KAPIL MUNI PANDEY held out his palms. The skin on his hands was coarse, and his nails were brittle. His arms had signs of pigmentation. His eyes were dry, and his face was swollen. Kapil, who was in his early thirties, was weak and had difficulty walking. He told me he was suffering from arsenic poisoning. He thought that I was a doctor.
I met Kapil in Tiwaritola, a village of fewer than five hundred people, in the Ballia district of eastern Uttar Pradesh, one morning in March 2019. Around thirty people had gathered to attend a meeting, called by a local activist, on arsenic contamination in the region’s groundwater. Some had medical prescriptions as proof of their ailments. Others, who could not afford a doctor visit, only had symptoms to show. Lesions, rain-drop pigmentation and signs of keratosis—crusty, hard growths on the skin—were visible on their bodies. While they spoke about their own conditions, they were all concerned about Kapil and worried that he would not live long.

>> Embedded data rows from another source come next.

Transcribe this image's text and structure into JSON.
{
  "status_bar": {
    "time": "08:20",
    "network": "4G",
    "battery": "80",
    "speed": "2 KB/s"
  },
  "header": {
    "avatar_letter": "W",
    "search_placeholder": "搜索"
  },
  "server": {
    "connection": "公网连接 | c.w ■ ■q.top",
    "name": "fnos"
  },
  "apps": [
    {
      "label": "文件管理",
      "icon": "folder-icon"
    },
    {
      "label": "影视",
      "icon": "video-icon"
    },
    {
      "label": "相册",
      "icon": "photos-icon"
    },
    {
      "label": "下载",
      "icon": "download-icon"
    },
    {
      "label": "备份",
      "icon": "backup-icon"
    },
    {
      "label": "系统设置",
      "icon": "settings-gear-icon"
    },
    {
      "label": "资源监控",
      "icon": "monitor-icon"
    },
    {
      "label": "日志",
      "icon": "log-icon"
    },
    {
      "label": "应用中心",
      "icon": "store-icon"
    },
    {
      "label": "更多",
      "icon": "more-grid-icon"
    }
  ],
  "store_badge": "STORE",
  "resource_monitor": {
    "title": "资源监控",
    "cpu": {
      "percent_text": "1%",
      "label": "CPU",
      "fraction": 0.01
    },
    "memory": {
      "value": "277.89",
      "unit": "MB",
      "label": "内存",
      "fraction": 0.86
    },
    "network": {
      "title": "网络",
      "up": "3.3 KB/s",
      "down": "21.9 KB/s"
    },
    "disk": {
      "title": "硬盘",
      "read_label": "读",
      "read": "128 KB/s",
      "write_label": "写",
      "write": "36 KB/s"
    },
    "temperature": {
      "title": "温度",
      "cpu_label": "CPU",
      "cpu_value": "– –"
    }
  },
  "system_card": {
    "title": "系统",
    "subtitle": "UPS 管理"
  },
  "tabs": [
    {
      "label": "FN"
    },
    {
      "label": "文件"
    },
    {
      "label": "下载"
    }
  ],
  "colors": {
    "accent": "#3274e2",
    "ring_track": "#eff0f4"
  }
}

The meeting was held in a lawn outside the house of Tarkeshwar Tiwari, a local convenor of the ruling Bharatiya Janata Party. Tiwari seemed healthy. He told me he wanted to solve the problem of arsenic exposure common in the region. About twenty of the people gathered posed for a group photo. Some held up their hands to show their skin conditions.